Other threats to your parents' savings

Even if your parents don’t require nursing home care, other factors could reduce the size of their nest egg, says Bill Schretter, a certified financial planner with wealth-management firm Allworth Financial. “People’s assets at 60 can be greatly reduced by the time they’re 85,” he says. “Inflation, the stock market going up and down, and even mismanagement of their finances can lead to parents having less money to leave their children.” 

Fraud losses are another concern. As individuals age, they’re increasingly at risk for cognitive decline, which makes them more vulnerable to scams, Schretter says. Older Americans lose more than $28 billion a year because of fraud, according to AARP

Debts and taxes

When your parent passes away, the executor of the estate must pay all outstanding taxes and debts before distributing assets to heirs. The executor may also have to pay funeral expenses (unless those costs were paid in advance), along with attorney fees and other fees associated with managing the estate. 

Schretter recommends that you hold on to any valuable items you inherit in case you discover other outstanding debts. You may need to sell those items to pay them off, he explains. 

After the estate’s debts are paid, you may have to pay inheritance taxes, depending on where you live. In contrast to an estate tax, which is paid by the estate, heirs are responsible for paying inheritance taxes. Fortunately, there is no federal inheritance tax.

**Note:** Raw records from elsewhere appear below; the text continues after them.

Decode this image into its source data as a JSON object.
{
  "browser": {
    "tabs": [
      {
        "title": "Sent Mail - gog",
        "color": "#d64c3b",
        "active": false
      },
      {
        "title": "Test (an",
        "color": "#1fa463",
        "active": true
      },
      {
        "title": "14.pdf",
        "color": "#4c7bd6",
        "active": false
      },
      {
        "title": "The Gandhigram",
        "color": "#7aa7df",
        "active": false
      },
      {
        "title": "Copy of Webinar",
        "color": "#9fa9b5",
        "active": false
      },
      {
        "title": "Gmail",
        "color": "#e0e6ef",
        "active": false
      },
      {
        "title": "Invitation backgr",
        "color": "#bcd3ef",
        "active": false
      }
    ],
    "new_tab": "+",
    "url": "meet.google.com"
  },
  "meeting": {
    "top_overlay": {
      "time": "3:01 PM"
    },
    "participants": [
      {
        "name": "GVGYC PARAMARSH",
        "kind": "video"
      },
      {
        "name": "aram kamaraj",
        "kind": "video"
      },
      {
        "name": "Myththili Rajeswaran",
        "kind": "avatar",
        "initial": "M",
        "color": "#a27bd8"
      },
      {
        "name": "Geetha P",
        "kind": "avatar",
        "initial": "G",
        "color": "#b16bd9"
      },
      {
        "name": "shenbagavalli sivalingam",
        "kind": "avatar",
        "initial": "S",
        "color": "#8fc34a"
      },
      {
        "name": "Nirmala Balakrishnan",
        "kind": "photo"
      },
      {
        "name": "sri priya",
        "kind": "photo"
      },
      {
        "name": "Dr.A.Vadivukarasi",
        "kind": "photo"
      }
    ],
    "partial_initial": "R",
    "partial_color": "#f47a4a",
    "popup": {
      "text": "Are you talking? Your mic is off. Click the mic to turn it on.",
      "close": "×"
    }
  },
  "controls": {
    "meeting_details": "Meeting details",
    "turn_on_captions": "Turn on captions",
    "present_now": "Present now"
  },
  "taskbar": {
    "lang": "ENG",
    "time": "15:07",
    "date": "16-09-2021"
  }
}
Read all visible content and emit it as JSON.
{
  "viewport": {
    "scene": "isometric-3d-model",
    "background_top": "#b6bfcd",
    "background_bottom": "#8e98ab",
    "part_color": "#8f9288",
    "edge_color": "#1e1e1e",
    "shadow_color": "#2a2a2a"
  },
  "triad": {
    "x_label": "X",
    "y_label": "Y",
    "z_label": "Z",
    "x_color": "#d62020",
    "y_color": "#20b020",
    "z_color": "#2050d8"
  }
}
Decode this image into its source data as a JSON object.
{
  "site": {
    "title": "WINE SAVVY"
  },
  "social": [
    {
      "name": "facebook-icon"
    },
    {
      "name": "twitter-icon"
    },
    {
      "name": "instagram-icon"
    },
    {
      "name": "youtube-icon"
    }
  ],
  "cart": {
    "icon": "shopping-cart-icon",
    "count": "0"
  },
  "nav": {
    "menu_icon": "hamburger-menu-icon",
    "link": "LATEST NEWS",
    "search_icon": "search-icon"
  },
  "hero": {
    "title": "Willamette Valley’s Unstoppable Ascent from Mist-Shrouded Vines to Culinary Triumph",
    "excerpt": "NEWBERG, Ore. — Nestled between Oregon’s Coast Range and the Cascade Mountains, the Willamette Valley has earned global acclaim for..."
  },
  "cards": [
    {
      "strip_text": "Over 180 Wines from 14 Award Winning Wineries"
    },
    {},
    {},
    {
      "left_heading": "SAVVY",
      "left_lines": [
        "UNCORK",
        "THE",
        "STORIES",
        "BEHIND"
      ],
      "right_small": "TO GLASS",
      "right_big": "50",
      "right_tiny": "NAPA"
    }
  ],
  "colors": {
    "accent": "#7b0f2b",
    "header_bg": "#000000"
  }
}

And though most states with an inheritance tax make children of the deceased exempt, Nebraska and Pennsylvania do not. Nebraska’s inheritance tax rate is 1% for children, while Pennsylvania taxes those heirs at a rate of 4.5%.

In addition, if you inherit a parent’s traditional IRA or 401(k) plan, you’ll be required to pay taxes on withdrawals, which could significantly reduce the size of the account. Before 2020, you could lower the tax bill by taking withdrawals based on your life expectancy. But the Setting Every Community Up for Retirement Enhancement Act (known as the SECURE Act), passed in 2019, eliminated that strategy by requiring non-spouse heirs to withdraw all of the funds within 10 years of the original owner’s death. Consider getting professional help to manage the tax bill and avoid any potential penalties, says Erica Parker Ellis, an advanced planning attorney at Hargrove Firm LLP. 

Managing your inheritance

If you do inherit money from your parents, Schretter recommends postponing any major purchases. “When you’re in mourning, don’t make any rash decisions,” he says. Pay off your credit card and other high-interest debt, and then put the money in a savings account until you’ve decided how to make the most of your legacy.

Schretter suggests using some funds from your inheritance to meet with an attorney and set up your own estate plan. A study by found that more than two-thirds of Americans don’t have a will, and 40% of those individuals say they plan to wait until they have a serious medical diagnosis to draw one up. In many cases, that’s too late to provide for your loved ones in the event of your death. 

Ella Vincent
Staff Writer

Ella Vincent is a personal finance writer who has written about credit, retirement, and employment issues. She has previously written for Motley Fool and Yahoo Finance. She enjoys going to concerts in her native Chicago and watching basketball.